Our daily round-up of news from the art world
Hong Kong shuts public museums as a result of the coronavirus | Public museums and leisure facilities in Hong Kong have been closed indefinitely as the region attempts to contain the highly contagious coronavirus. Originating from Wuhan, China, the virus has already caused various public attractions in China to shut until further notice. Travel to and from mainland China has also been restricted. There have been eight reported cases of coronavirus so far in Hong Kong, and a spokesperson for Art Basel, which is set to open on 19 March, has told The Art Newspaper: ‘we are monitoring the developments closely […] it is too early for us to discuss how the recent outbreak of the new virus will impact the show’.
Hester Diamond (1928–2020) | Philanthropist, art collector and founder of the Medici Archive Project, Hester Diamond died last Thursday (23 January). Diamond began collecting contemporary art while in her twenties and in the same period organised a travelling exhibition of works by Barbara Hepworth with her husband, the art dealer Harold Diamond. In 1970, Diamond became an interior designer for some 20 years, after which her interests shifted to Renaissance painting and sculpture and she acquired works by Veronese, Pontormo and Bernini among others. Since founding the Medici Archive Project research institute in Florence in the early 1990s, she had donated works to the Worcester Art Museum in Massachusetts and the Metropolitan Museum of Art in New York.
Minister for Indigenous Australians announces plan to protect Aboriginal artists | Ken Wyatt, the minister for Indigenous Australians, has announced that state ministers and members of the Aboriginal art industry in Australia will meet next month to work on legislative reform that would combat the practice of ‘carpetbagging’, in which artists are exploited by dealer’s and forced to produce inauthentic works. Dealers who act unethically in the Northern Territory can already face sanctions according to the voluntary 2008 Indigenous Art Code, but the practice of private dealers who operate independently is currently unregulated.
Devil head once attributed to Gauguin is declared fake by Getty | The artist behind a wooden sculpture of a horned devil in the J. Paul Getty Museum collection has been declared ‘unknown’, after museum experts established that it has been misattributed to Gauguin.

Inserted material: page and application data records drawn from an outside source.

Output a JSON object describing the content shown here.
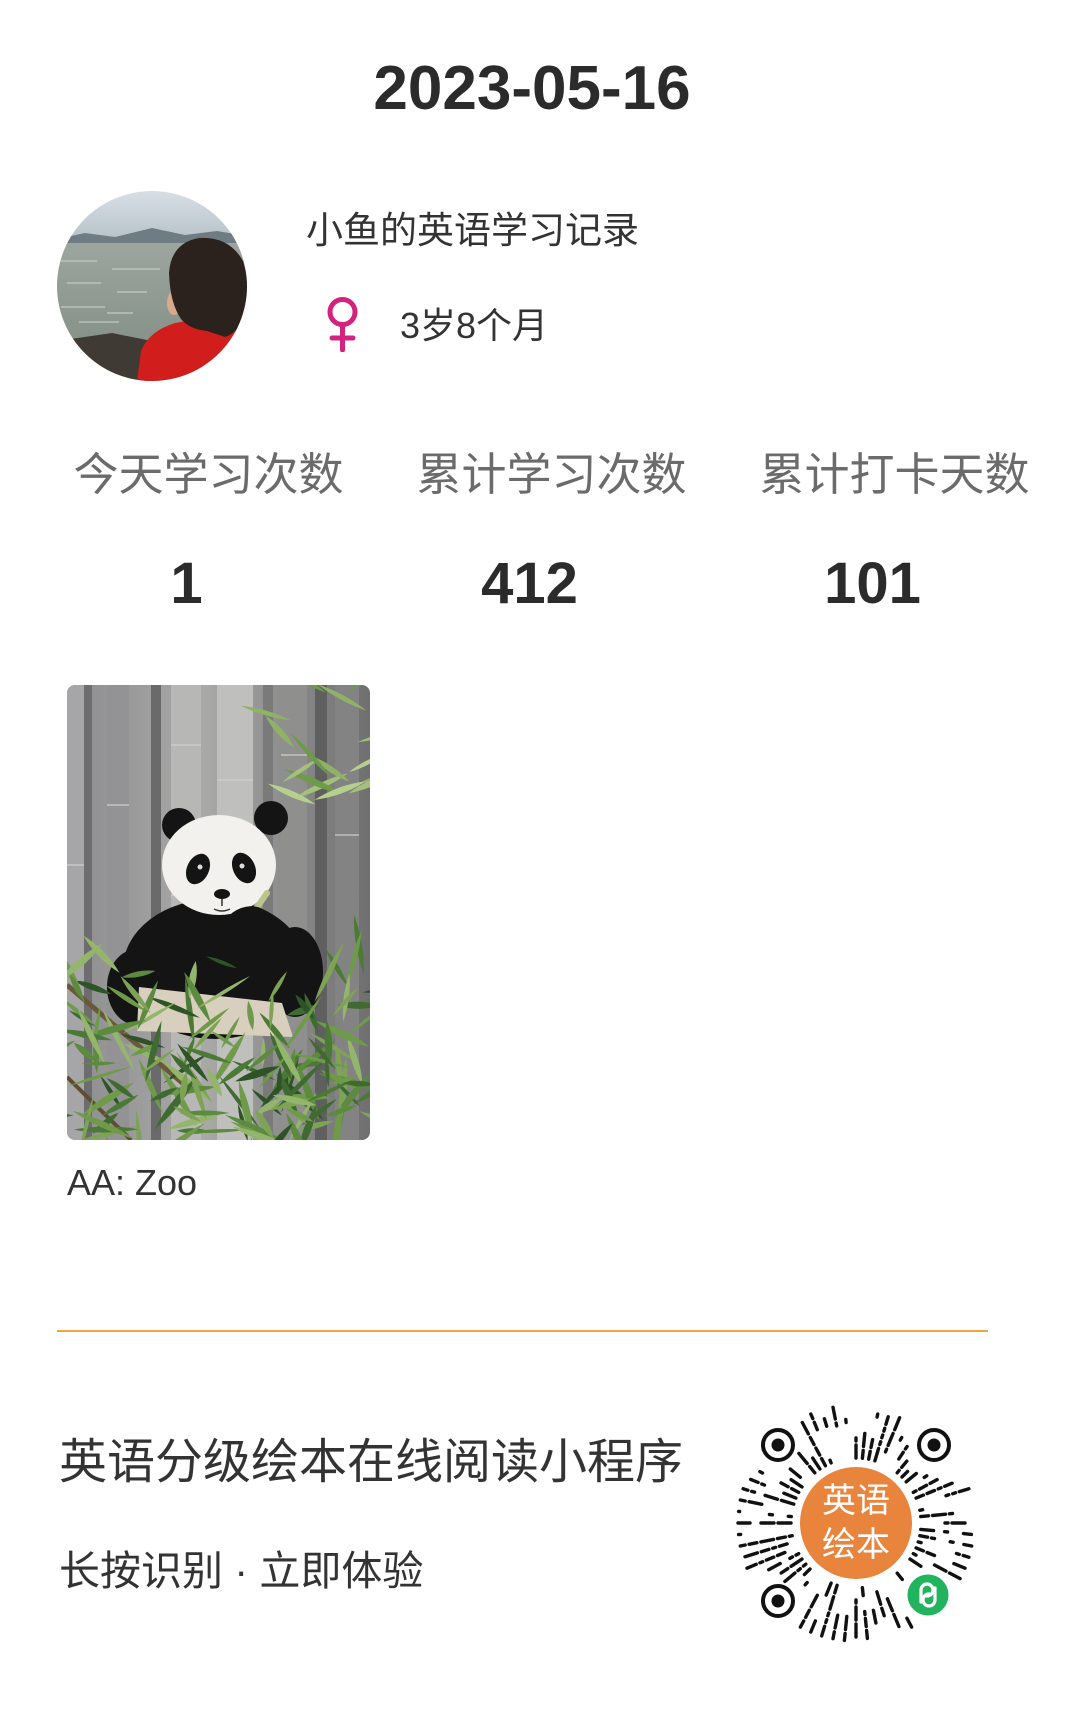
{
  "header": {
    "date": "2023-05-16"
  },
  "profile": {
    "avatar_icon": "avatar-photo",
    "name": "小鱼的英语学习记录",
    "gender_icon": "female-icon",
    "age": "3岁8个月"
  },
  "stats": [
    {
      "label": "今天学习次数",
      "value": 1
    },
    {
      "label": "累计学习次数",
      "value": 412
    },
    {
      "label": "累计打卡天数",
      "value": 101
    }
  ],
  "books": [
    {
      "title": "AA: Zoo",
      "cover_icon": "book-cover-photo"
    }
  ],
  "footer": {
    "title": "英语分级绘本在线阅读小程序",
    "subtitle": "长按识别 · 立即体验",
    "qr_code": {
      "icon": "mini-program-code",
      "center_label_line1": "英语",
      "center_label_line2": "绘本",
      "badge_icon": "mini-program-link-icon"
    }
  },
  "colors": {
    "text_primary": "#333333",
    "text_secondary": "#6b6b6b",
    "gender_female": "#d3237f",
    "divider": "#f0a33f",
    "qr_center": "#e8843b",
    "qr_badge": "#22b35e"
  }
}
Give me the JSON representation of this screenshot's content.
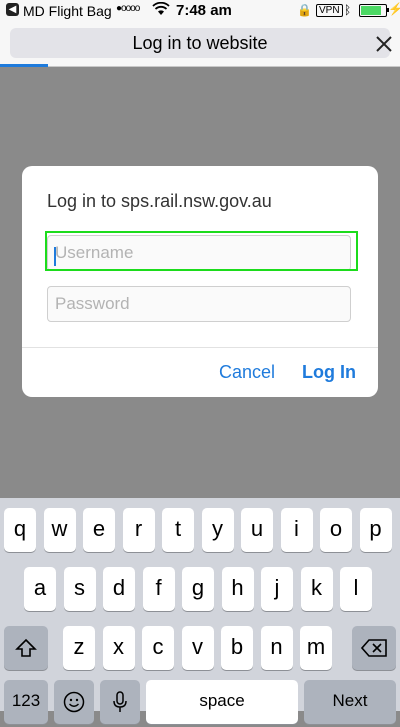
{
  "status_bar": {
    "carrier": "MD Flight Bag",
    "signal": "●oooo",
    "time": "7:48 am",
    "vpn": "VPN",
    "battery_level": 0.9,
    "battery_color": "#4cd964"
  },
  "nav": {
    "title": "Log in to website",
    "close_icon": "close-icon"
  },
  "dialog": {
    "title": "Log in to sps.rail.nsw.gov.au",
    "username_placeholder": "Username",
    "password_placeholder": "Password",
    "cancel_label": "Cancel",
    "login_label": "Log In"
  },
  "keyboard": {
    "row1": [
      "q",
      "w",
      "e",
      "r",
      "t",
      "y",
      "u",
      "i",
      "o",
      "p"
    ],
    "row2": [
      "a",
      "s",
      "d",
      "f",
      "g",
      "h",
      "j",
      "k",
      "l"
    ],
    "row3": [
      "z",
      "x",
      "c",
      "v",
      "b",
      "n",
      "m"
    ],
    "numbers_label": "123",
    "space_label": "space",
    "next_label": "Next",
    "shift_icon": "shift-icon",
    "delete_icon": "delete-icon",
    "emoji_icon": "emoji-icon",
    "mic_icon": "microphone-icon"
  },
  "colors": {
    "accent": "#1f7bdc",
    "focus_ring": "#1cdc1c",
    "overlay": "#8a8a8a"
  }
}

The work is thought to have been purchased for some $3m by the Getty in 2002, and has since appeared in several museum shows dedicated to the artist, including those at the Tate Modern in London and the Museum of Modern Art in New York.
Gordon Smith (1919–2020) | The English-born Canadian artist Gordon Smith has died at the age of 100. Known for his abstract impressions of the local landscape, Smith was taught at the Vancouver School of Art and the University of British Columbia. In 1996 he received the Order of Canada and in 2000 the Order of British Columbia.
Lead image: used under Creative Commons licence (CC BY-SA 4.0)